_Instructions for the task_
Return each line in the records below that includes "Your".

_Dataset records_

===============

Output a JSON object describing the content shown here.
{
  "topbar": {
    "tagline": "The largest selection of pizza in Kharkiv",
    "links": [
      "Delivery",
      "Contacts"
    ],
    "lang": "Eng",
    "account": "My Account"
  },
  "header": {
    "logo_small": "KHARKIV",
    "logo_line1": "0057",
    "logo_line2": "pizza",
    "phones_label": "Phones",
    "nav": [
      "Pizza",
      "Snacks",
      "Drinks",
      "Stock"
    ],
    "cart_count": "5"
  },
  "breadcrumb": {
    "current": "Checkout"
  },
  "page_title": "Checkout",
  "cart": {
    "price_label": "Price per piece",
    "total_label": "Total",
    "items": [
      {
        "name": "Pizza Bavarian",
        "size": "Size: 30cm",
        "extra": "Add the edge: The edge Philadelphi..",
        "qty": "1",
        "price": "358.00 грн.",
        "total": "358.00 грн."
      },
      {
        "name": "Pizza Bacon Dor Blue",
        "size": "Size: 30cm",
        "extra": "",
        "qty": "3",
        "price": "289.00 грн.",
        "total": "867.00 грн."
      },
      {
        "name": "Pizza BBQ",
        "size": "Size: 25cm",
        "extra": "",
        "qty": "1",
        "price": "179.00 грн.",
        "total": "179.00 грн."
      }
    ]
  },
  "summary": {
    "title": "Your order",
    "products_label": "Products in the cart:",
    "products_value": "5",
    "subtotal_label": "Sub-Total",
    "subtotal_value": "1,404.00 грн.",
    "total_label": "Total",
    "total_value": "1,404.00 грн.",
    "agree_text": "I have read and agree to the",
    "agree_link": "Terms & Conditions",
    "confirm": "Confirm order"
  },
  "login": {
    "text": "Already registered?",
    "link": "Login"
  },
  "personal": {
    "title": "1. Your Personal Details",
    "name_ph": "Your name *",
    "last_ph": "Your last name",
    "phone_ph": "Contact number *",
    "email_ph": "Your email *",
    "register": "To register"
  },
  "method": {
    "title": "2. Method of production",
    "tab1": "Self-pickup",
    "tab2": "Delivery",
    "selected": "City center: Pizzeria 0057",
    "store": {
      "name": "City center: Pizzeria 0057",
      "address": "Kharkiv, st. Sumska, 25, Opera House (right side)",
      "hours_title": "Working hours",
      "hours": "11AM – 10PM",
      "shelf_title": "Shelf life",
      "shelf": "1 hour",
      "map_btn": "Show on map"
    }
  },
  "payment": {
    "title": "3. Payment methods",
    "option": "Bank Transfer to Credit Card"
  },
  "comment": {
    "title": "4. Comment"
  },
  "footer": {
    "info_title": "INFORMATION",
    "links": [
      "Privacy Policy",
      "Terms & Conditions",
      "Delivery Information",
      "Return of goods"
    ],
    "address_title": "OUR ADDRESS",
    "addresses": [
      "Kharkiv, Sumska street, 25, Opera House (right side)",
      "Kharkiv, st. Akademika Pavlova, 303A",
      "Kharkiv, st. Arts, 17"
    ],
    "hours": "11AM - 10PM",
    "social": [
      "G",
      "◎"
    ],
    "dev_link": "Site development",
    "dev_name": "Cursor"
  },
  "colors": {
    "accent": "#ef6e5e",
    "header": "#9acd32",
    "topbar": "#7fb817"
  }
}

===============

_Expected answer_
    "title": "Your order",
    "title": "1. Your Personal Details",
    "name_ph": "Your name *",
    "last_ph": "Your last name",
    "email_ph": "Your email *",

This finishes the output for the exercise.